just one more chapter before lights out.
This is a chapter in our own lives coming to a close:
your breath white noise I follow soundlessly to sleep;
our baby squirming in my belly between us
when we try to make love,
before us in every future we might occupy.
Until your whiskers shake out sparse and gray, and
I haven’t the bone strength to make babies anymore.
There are few spectacles more ridiculous at the community Y than a pregnant woman doing hand stands in the pool. Tread-tottering, I come up spluttering, my eight-months-gone belly over turning me before I can turn this baby.
Aquatic acrobatics are only the latest in a wild list of things I’ve been willing lately to try. Balanced precariously on the edge of the couch earlier this week, I felt the blood rushing to my head and baby’s lodged somehow more firmly under my ribs. Hips lifted on a stack of pillows, my shoulders grinding into the carpet, I wondered if I could read a book balanced on my breasts at this angle. An ice pack pressed against the top of my tummy as long as I can stand it; an iPod tucked into the elastic edge of my panties underneath my belly, crooning Fleet Foxes and Carolina Chocolate Drops. Come closer, baby.
It’s not that I’m afraid of a c-section (my only option at the hospital, ass-backwards as my baby), which isn’t to say I’m not. Because I am, big time. But it’s more than my desire to avoid unnecessary surgery; I’ve realized that I want to labor.

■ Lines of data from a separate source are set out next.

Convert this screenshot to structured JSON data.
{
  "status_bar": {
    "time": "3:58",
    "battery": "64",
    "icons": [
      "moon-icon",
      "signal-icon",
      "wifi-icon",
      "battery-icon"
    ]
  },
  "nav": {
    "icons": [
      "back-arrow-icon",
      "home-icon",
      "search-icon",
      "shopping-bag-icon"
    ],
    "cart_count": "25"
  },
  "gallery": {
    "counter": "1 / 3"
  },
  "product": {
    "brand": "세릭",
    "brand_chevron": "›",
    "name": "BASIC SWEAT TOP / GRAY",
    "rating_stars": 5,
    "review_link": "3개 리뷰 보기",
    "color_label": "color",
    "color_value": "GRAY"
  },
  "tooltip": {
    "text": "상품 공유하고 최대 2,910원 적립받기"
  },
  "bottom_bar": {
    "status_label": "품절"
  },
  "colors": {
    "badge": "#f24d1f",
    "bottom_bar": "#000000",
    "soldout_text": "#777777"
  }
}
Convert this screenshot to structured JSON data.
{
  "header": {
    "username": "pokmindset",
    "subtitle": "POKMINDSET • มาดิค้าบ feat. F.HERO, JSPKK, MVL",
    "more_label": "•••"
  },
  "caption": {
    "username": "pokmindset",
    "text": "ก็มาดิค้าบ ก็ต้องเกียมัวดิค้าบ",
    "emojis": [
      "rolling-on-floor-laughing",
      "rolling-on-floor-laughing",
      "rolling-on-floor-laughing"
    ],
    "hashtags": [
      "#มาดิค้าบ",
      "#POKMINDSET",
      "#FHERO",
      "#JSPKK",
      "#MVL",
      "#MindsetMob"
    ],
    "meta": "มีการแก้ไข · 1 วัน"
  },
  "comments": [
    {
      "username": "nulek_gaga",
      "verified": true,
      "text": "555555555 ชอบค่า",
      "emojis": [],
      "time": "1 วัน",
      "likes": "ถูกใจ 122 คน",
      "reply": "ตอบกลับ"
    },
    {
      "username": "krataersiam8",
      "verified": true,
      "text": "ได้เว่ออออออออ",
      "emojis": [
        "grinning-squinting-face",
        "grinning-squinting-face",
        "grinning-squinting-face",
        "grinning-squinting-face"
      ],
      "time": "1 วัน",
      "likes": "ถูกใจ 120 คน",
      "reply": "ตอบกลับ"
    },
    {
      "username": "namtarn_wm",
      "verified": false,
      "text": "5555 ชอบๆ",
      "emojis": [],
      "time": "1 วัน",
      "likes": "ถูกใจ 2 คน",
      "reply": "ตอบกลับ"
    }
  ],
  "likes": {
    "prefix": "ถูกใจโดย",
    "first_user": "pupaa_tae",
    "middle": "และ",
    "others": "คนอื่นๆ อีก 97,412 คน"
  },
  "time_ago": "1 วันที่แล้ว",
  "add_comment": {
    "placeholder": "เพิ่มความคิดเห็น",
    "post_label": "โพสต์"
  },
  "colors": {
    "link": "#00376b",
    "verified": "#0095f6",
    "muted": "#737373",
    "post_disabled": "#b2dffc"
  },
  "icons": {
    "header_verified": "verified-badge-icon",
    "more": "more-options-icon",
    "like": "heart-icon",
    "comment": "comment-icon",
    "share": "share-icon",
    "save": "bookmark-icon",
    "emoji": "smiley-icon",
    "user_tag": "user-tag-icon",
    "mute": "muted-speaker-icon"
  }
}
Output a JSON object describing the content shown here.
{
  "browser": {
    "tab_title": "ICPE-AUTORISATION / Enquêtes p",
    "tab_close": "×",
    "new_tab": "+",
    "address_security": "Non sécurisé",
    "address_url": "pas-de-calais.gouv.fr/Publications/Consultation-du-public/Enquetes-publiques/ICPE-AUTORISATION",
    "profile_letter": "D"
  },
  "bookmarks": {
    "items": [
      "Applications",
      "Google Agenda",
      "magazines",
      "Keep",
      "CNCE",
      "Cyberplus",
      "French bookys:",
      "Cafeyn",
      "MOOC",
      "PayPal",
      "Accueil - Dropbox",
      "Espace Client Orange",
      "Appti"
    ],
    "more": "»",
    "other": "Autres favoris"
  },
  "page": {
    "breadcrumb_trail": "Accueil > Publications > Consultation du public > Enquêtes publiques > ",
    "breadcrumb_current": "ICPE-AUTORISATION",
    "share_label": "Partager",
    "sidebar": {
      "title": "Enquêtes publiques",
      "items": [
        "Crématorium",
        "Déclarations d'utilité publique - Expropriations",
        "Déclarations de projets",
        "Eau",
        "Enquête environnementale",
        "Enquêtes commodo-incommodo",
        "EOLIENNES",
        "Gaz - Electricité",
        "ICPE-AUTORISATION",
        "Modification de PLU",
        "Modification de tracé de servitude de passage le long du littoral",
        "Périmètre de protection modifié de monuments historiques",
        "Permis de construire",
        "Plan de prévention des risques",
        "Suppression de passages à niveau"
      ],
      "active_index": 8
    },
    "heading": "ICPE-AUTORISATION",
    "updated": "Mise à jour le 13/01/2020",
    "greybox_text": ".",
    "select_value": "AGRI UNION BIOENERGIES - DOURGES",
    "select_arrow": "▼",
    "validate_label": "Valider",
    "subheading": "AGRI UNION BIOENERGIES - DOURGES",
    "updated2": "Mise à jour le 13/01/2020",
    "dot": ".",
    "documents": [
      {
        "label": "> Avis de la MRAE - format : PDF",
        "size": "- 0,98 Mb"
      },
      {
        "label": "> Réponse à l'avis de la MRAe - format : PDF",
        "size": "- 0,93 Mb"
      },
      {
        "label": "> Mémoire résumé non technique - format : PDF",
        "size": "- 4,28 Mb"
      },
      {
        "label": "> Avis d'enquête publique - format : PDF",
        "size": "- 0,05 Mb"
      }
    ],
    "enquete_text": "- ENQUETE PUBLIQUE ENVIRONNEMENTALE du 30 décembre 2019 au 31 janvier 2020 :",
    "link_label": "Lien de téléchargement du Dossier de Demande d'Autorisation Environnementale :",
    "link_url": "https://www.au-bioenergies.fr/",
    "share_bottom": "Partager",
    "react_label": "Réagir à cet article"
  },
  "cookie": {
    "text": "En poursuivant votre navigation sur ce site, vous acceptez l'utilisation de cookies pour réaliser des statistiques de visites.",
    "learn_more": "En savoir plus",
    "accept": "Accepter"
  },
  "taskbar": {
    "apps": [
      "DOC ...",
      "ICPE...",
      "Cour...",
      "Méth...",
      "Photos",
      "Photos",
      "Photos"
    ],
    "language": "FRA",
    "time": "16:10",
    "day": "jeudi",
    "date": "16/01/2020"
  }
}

I want to work for it, want the euphoria that follows twelve hours (or much, much more) of the hardest and best work I’ll ever have the privilege to do. I’ve surrounded myself with She-Ra midwives and doulas, the support of the best husband in the known universe, read a whole hell of a lot, all in hopes of being stronger than I’ve ever known myself to be. Despite being told over and over again that my birth would never go just as I planned, I psyched myself into a place where I thought that could mean I might eventually need an epidural, or baby would become distressed and I would need an emergency c-section. But the thought of scheduling a c-section before labor begins on its own? Picking baby’s birthday? Depresses the fuck out of me.
I would and will do anything to cradle this healthy guy or gal in my arms. Still, we’ve got time. 25 percent of babies are breech at 32 weeks, only 3 percent at term. Let’s conform just this one time, little one.
The steering wheel sweat-slipped across my palms. I followed the printed directions to the hospital with my eyes and the manic directives of my heart with everything else, wondering if what I felt in my belly was a thump or the road or my head playing tricks. In my prenatal care sessions we stand together in a circle and hold hands, we repeat after the midwives and the social workers when they tell us to: I love my body, I love my baby. But that wasn’t what I told myself in the car on the way to triage after a day without a discernible kick or roll or five-fingered-punch. The word I used instead of love was trust.
Trust is what I tell myself I need if I’m going to be a mother. Hell, to be a human. I’m real good at putting my faith in other people, but I wouldn’t say I feel like I’m the most reliable, that my heart and head aren’t in the business of betraying me and everybody else. My blood pumps an unpredictable bridge between choruses; my nerves cry wolf.
This baby is taking after mama, intentionally or not. The fetal monitor had hardly hit my stomach before the hum-thump of his or her little heart tidal-tugged a smile on to my lips, tears from my eyes. After the requisite twenty minutes without a single contraction, the nurse said she had enough, but left the monitor on all the same. We’d tuned in to a good channel. Why turn it off?
When the midwife waved her magic wand and brought baby up on the ultrasound, she wasn’t surprised I hadn’t felt much in the way of movement. Baby sat cross legged like a little Buddha in my pelvis, head snug under my ribs. I’m glad at least one of us is totally zen.
But I’m thinking of a quote my aunt shared with me recently, “Making the decision to have a child is momentous. It is to decide forever your heart go walking outside your body.” I’m learning to be okay with that. I’m trying to trust this little person to take better care of it than I have.